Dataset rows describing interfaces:

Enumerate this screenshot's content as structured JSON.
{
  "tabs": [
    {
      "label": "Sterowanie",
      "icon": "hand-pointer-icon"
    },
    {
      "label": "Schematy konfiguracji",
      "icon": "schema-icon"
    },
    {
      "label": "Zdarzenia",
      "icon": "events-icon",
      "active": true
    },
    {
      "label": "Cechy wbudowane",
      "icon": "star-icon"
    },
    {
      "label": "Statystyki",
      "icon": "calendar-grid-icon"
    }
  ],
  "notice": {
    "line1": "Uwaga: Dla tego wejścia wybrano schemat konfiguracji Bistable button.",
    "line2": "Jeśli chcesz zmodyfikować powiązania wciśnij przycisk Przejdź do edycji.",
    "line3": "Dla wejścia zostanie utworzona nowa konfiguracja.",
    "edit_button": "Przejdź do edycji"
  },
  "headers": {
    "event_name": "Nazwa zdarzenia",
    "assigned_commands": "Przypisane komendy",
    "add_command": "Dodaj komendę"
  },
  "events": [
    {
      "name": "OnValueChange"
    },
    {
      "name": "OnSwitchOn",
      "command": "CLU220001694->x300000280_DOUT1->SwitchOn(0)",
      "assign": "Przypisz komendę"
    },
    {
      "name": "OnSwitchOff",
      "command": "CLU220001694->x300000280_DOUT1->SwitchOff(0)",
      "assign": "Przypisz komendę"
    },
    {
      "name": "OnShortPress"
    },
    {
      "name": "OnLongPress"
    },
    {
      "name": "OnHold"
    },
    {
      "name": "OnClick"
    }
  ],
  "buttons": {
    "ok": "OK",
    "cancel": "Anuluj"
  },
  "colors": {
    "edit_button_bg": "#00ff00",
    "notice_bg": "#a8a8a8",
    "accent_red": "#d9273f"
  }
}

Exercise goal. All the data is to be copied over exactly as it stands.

Task output.
Enumerate this screenshot's content as structured JSON.
{
  "tabs": [
    {
      "label": "Sterowanie",
      "icon": "hand-pointer-icon"
    },
    {
      "label": "Schematy konfiguracji",
      "icon": "schema-icon"
    },
    {
      "label": "Zdarzenia",
      "icon": "events-icon",
      "active": true
    },
    {
      "label": "Cechy wbudowane",
      "icon": "star-icon"
    },
    {
      "label": "Statystyki",
      "icon": "calendar-grid-icon"
    }
  ],
  "notice": {
    "line1": "Uwaga: Dla tego wejścia wybrano schemat konfiguracji Bistable button.",
    "line2": "Jeśli chcesz zmodyfikować powiązania wciśnij przycisk Przejdź do edycji.",
    "line3": "Dla wejścia zostanie utworzona nowa konfiguracja.",
    "edit_button": "Przejdź do edycji"
  },
  "headers": {
    "event_name": "Nazwa zdarzenia",
    "assigned_commands": "Przypisane komendy",
    "add_command": "Dodaj komendę"
  },
  "events": [
    {
      "name": "OnValueChange"
    },
    {
      "name": "OnSwitchOn",
      "command": "CLU220001694->x300000280_DOUT1->SwitchOn(0)",
      "assign": "Przypisz komendę"
    },
    {
      "name": "OnSwitchOff",
      "command": "CLU220001694->x300000280_DOUT1->SwitchOff(0)",
      "assign": "Przypisz komendę"
    },
    {
      "name": "OnShortPress"
    },
    {
      "name": "OnLongPress"
    },
    {
      "name": "OnHold"
    },
    {
      "name": "OnClick"
    }
  ],
  "buttons": {
    "ok": "OK",
    "cancel": "Anuluj"
  },
  "colors": {
    "edit_button_bg": "#00ff00",
    "notice_bg": "#a8a8a8",
    "accent_red": "#d9273f"
  }
}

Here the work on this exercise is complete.